- TASK DESCRIPTION
List each line of the data that holds the word "hover".

Dataset records
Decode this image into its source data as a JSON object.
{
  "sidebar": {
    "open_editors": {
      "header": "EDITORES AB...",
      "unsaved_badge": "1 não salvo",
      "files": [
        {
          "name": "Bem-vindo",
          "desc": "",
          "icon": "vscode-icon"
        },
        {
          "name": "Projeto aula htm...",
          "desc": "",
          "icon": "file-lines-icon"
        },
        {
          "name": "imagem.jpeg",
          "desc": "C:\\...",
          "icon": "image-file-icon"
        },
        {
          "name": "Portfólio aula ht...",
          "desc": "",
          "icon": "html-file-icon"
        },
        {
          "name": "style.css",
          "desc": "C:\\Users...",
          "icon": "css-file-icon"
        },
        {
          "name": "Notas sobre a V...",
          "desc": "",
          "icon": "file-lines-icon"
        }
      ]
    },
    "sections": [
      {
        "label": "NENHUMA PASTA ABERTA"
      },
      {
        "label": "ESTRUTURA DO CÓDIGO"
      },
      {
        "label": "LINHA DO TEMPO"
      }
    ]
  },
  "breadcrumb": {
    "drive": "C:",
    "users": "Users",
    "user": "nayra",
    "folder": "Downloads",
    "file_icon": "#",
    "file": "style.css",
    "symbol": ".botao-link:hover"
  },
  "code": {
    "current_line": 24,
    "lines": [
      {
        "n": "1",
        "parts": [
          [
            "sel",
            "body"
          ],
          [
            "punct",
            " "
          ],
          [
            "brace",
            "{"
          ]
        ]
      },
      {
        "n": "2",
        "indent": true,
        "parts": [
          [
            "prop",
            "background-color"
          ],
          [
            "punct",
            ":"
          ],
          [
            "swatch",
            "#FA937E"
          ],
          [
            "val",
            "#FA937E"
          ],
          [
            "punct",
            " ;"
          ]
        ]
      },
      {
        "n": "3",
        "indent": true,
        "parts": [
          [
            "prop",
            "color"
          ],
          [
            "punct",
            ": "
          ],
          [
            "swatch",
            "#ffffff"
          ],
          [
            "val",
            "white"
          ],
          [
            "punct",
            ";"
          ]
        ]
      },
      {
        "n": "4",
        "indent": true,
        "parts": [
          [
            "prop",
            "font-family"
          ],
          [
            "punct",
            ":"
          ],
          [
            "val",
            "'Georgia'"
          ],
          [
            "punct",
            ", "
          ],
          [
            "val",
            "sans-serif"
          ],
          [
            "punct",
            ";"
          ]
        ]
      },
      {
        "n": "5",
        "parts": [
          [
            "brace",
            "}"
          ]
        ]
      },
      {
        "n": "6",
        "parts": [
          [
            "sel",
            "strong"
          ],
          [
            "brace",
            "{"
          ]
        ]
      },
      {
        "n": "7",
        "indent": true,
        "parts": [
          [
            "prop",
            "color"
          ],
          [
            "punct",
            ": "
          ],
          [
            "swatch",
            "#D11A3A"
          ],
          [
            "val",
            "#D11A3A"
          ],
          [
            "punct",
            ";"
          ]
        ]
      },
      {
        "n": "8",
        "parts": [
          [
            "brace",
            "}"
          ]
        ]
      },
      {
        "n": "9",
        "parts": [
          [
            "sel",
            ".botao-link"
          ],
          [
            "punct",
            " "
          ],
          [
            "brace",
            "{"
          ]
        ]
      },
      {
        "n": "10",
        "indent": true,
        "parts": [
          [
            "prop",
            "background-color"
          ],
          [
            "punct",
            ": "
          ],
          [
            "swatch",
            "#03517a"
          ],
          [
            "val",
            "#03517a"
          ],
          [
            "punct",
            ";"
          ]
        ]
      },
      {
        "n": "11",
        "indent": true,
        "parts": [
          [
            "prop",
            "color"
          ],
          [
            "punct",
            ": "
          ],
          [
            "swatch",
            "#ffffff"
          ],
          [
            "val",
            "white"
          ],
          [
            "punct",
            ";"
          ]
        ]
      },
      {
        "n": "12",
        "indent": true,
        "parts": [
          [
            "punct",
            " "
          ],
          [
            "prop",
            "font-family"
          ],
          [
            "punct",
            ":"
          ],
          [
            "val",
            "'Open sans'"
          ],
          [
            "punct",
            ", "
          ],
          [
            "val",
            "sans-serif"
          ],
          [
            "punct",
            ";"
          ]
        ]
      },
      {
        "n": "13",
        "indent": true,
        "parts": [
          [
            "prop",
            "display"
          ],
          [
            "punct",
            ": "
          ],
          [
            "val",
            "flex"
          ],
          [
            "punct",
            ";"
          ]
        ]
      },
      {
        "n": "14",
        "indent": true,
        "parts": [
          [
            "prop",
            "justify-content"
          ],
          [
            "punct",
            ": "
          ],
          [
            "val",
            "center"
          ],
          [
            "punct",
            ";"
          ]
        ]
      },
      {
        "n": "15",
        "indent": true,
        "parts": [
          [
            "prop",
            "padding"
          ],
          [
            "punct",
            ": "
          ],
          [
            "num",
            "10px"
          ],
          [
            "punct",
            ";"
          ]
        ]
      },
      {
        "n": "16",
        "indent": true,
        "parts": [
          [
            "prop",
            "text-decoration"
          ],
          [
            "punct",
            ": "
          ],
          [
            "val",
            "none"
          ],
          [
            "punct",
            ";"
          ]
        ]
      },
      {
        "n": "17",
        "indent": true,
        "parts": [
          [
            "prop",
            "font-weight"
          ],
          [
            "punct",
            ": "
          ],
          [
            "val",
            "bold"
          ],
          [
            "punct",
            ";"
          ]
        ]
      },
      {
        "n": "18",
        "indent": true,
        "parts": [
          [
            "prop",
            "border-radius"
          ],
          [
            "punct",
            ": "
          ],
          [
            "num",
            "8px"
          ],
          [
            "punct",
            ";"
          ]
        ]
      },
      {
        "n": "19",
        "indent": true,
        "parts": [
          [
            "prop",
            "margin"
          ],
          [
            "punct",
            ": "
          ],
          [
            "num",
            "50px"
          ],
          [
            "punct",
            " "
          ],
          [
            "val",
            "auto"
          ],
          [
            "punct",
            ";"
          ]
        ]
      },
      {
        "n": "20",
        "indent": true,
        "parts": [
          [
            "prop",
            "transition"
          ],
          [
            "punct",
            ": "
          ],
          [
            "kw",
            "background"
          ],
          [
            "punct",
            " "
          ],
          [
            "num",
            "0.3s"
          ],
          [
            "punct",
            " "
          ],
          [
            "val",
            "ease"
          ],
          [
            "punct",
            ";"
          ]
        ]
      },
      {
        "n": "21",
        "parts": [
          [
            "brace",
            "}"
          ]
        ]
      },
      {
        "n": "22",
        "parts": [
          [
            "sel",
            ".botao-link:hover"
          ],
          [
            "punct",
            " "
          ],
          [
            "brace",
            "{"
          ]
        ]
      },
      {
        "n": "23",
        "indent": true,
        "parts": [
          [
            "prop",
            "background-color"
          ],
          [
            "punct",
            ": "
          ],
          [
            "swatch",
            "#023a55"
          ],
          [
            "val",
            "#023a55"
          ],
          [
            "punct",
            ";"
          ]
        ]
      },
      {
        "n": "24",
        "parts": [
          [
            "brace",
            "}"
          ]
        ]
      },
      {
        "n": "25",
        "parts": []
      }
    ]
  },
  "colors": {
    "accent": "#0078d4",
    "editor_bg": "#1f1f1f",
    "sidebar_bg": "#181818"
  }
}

- ANSWER SECTION
    "symbol": ".botao-link:hover"
            ".botao-link:hover"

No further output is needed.